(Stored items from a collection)
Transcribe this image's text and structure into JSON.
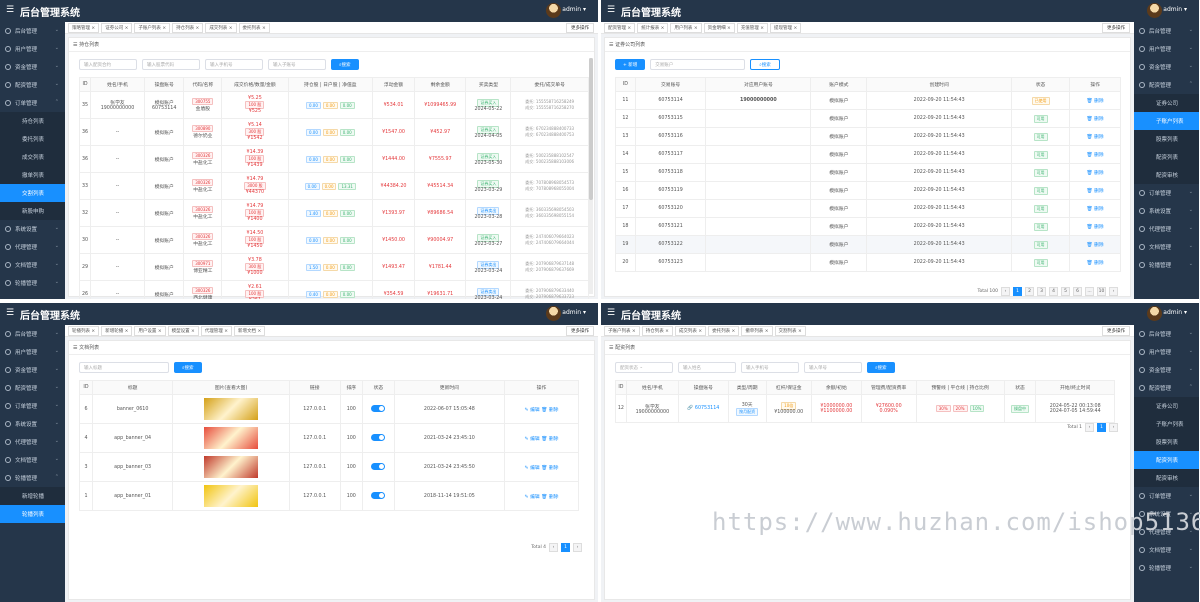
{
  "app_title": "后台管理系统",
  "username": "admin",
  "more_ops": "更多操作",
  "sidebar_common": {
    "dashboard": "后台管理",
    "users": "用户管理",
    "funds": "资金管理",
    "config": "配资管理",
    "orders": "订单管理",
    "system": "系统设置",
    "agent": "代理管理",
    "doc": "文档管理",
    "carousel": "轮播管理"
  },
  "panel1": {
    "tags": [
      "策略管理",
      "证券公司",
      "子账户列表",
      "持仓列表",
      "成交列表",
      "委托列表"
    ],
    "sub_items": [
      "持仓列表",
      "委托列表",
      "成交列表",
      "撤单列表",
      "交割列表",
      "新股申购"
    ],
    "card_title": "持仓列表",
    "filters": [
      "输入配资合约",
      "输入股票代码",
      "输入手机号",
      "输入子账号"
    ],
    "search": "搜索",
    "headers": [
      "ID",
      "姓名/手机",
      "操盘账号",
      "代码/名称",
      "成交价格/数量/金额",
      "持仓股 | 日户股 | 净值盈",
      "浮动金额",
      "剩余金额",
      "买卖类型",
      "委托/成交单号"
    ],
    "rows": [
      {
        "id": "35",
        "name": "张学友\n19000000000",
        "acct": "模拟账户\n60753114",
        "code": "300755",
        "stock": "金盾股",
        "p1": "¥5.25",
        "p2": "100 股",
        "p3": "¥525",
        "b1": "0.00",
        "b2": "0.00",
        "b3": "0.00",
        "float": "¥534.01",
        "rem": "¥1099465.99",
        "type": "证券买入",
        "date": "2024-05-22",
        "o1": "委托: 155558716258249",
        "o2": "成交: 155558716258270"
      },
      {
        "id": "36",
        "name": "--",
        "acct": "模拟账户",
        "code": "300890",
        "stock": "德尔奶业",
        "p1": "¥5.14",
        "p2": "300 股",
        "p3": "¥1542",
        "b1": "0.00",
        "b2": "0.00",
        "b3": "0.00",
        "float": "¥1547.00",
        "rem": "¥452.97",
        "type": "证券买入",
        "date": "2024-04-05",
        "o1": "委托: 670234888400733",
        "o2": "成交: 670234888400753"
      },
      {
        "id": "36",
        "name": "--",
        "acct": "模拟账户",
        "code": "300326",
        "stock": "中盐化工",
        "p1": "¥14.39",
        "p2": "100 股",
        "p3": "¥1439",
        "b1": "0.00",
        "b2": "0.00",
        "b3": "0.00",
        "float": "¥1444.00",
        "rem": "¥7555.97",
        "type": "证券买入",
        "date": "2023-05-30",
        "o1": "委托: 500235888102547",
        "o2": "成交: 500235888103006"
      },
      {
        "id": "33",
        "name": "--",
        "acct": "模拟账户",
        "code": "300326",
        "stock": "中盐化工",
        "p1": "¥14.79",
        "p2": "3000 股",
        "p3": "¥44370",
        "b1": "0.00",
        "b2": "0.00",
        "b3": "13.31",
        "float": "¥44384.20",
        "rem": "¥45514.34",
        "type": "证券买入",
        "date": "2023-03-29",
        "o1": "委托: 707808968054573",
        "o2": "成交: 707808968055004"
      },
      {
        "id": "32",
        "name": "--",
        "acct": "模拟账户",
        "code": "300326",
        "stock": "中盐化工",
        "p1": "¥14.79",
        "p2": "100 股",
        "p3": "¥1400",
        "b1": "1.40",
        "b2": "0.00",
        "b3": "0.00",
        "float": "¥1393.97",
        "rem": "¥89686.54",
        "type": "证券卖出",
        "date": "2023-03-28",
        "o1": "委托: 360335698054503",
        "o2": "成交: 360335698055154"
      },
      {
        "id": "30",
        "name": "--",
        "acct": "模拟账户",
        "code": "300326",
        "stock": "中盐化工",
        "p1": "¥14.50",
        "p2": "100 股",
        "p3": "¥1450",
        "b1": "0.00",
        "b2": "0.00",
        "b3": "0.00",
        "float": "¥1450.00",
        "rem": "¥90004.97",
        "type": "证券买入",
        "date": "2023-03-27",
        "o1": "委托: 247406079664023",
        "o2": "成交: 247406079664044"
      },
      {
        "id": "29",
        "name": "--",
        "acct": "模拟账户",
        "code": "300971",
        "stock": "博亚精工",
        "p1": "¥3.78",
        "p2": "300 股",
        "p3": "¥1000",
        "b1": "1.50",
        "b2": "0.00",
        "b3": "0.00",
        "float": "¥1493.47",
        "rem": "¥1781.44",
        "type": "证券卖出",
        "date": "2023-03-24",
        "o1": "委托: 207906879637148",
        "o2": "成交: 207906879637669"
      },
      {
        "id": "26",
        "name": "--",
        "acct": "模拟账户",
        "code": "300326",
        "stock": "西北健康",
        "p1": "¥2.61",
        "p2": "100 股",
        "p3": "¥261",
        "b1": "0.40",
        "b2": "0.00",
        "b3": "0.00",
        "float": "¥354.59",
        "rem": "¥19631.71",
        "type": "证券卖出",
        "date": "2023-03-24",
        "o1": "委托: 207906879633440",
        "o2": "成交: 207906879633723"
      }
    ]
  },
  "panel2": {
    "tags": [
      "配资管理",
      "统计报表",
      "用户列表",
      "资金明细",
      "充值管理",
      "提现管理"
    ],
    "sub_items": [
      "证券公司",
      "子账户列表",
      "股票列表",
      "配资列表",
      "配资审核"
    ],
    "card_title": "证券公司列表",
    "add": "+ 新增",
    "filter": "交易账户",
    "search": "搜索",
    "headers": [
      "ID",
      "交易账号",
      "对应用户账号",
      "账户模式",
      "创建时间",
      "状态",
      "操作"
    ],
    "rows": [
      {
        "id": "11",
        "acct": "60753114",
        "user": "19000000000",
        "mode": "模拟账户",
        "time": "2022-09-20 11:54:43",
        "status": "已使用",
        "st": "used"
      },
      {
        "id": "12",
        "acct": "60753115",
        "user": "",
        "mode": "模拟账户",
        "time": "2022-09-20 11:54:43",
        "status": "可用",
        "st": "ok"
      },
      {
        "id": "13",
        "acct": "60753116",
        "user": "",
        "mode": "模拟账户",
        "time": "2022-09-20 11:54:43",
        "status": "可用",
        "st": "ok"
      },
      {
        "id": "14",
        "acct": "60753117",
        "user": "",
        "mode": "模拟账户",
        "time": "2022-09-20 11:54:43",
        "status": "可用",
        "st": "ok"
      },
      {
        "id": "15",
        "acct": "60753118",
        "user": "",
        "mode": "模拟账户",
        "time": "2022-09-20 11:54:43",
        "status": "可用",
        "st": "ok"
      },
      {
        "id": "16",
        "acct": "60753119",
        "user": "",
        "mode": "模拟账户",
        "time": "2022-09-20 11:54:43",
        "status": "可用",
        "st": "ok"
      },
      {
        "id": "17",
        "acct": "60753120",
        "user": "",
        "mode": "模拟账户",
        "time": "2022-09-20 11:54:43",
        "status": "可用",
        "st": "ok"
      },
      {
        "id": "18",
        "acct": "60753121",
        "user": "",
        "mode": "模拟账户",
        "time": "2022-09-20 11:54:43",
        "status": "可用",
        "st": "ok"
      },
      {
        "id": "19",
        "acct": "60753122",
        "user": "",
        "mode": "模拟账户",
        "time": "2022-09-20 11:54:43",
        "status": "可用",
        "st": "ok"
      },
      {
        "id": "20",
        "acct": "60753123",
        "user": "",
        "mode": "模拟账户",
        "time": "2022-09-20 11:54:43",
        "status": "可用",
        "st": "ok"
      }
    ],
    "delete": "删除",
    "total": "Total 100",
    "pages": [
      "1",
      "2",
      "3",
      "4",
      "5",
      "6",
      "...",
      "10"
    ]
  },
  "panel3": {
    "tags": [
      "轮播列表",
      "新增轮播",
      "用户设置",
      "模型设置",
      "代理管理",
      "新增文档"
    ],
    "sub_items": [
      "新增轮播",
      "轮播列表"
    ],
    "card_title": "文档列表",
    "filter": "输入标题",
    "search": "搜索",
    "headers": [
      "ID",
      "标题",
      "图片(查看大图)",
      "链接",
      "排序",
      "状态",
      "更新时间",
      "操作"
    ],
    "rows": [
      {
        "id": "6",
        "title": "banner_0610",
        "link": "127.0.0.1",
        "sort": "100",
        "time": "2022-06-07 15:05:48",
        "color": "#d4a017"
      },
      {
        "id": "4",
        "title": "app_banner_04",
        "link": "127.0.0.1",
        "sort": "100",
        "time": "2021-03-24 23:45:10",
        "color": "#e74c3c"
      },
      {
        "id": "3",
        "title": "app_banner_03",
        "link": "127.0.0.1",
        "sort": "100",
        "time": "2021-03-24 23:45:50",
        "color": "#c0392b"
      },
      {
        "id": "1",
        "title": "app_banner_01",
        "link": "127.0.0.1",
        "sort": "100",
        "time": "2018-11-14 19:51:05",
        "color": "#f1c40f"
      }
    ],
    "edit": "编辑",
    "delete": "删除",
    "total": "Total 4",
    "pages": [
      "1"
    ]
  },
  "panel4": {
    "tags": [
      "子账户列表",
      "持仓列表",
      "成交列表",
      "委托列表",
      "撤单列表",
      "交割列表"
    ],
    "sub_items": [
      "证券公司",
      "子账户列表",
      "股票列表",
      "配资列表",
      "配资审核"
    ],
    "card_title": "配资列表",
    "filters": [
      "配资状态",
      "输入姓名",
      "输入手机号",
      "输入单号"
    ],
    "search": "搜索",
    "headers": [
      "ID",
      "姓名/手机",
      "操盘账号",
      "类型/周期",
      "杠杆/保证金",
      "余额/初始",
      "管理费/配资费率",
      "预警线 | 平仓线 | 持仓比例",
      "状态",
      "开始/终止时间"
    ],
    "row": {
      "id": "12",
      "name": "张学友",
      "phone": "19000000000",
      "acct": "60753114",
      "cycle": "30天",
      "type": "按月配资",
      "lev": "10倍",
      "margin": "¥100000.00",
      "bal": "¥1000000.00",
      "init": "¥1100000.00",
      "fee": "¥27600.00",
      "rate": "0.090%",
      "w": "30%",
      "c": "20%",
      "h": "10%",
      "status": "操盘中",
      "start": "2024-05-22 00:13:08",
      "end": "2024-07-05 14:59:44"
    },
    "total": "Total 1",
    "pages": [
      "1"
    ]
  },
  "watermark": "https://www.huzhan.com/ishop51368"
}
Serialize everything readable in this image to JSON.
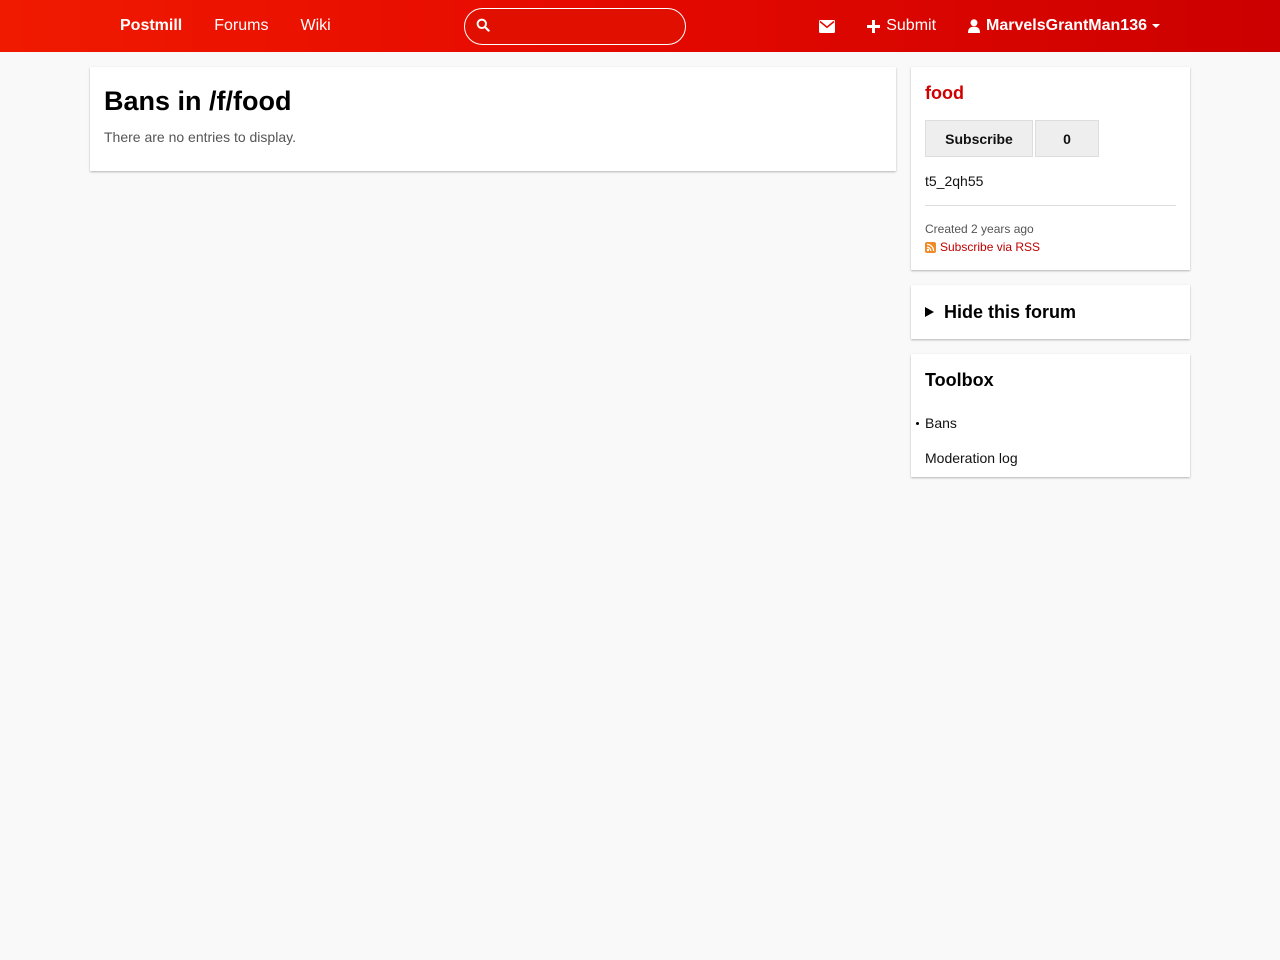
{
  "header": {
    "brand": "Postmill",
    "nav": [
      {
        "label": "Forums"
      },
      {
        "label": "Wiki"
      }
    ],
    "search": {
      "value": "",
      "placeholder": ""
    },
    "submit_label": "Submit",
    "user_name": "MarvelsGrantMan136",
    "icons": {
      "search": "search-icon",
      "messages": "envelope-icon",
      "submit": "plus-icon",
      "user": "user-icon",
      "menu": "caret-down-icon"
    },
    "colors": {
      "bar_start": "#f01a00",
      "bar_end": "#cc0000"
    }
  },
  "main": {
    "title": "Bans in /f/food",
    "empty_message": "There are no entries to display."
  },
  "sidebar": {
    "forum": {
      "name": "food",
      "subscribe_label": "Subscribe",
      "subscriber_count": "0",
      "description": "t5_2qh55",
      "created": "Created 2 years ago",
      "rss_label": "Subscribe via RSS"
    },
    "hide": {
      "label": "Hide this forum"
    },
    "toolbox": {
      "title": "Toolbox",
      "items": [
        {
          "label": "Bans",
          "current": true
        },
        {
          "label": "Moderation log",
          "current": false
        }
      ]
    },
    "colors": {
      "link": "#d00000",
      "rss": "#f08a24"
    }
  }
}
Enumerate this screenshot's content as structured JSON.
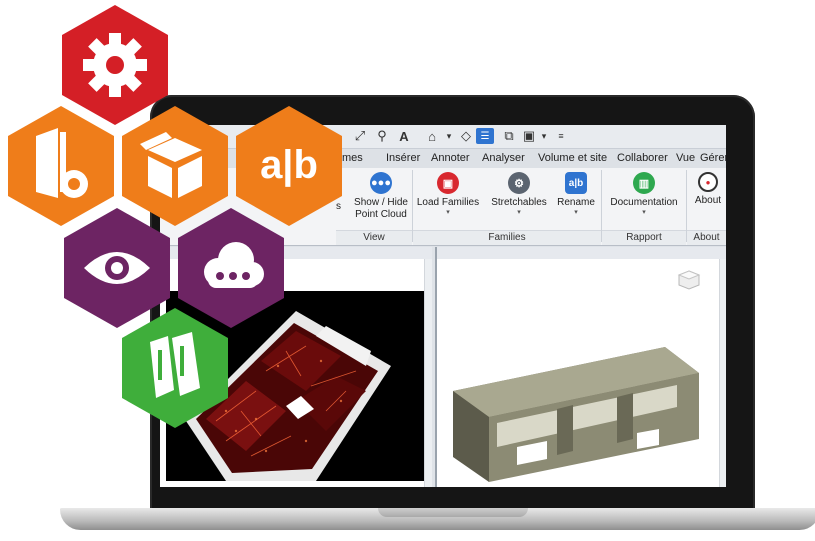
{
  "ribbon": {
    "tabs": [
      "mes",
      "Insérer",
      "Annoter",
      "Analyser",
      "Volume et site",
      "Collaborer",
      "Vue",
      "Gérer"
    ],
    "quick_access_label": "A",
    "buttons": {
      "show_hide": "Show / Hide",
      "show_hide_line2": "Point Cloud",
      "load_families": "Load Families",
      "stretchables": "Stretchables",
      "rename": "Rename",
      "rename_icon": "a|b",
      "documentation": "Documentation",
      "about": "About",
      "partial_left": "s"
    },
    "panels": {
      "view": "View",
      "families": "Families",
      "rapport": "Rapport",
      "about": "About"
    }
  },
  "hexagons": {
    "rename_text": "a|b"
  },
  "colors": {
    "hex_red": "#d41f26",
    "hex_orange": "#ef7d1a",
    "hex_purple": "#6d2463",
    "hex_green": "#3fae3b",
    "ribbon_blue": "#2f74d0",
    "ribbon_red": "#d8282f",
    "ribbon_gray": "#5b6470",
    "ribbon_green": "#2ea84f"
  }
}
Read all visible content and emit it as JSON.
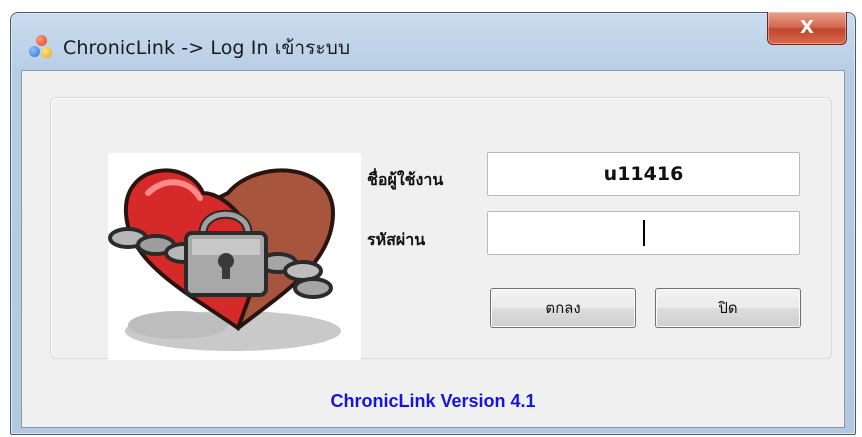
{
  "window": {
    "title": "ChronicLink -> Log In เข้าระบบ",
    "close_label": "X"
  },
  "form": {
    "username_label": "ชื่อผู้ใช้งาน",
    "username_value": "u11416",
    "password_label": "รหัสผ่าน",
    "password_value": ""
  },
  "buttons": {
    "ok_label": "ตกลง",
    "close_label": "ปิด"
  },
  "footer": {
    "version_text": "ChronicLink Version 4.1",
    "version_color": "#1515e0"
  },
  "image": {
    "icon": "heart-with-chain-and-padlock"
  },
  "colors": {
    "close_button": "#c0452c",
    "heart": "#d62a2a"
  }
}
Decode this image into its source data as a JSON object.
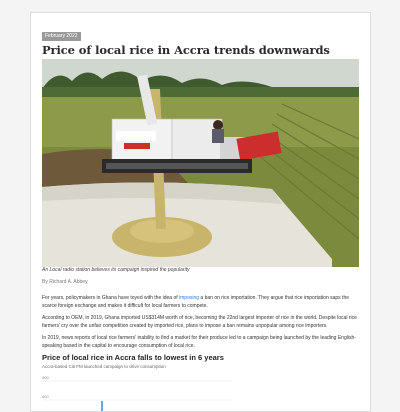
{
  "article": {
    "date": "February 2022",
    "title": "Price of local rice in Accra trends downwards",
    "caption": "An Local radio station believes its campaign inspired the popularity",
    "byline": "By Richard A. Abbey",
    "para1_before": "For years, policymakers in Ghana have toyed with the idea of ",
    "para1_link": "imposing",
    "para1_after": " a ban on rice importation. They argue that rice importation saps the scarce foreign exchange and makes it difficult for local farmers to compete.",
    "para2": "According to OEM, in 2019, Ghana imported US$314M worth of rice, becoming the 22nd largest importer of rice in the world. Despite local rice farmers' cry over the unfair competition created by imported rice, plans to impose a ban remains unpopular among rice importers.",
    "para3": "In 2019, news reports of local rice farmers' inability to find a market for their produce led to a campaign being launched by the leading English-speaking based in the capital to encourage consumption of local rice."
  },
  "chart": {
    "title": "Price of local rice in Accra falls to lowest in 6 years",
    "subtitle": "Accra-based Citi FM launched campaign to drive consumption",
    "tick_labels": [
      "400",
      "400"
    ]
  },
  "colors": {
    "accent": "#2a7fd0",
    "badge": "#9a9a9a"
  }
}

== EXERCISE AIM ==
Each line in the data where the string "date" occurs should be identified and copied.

== RESULT OF THE EXERCISE ==
        "date": "2024-05-22",
        "date": "2024-04-05",
        "date": "2023-05-30",
        "date": "2023-03-29",
        "date": "2023-03-28",
        "date": "2023-03-27",
        "date": "2023-03-24",
        "date": "2023-03-24",
    "date": "February 2022",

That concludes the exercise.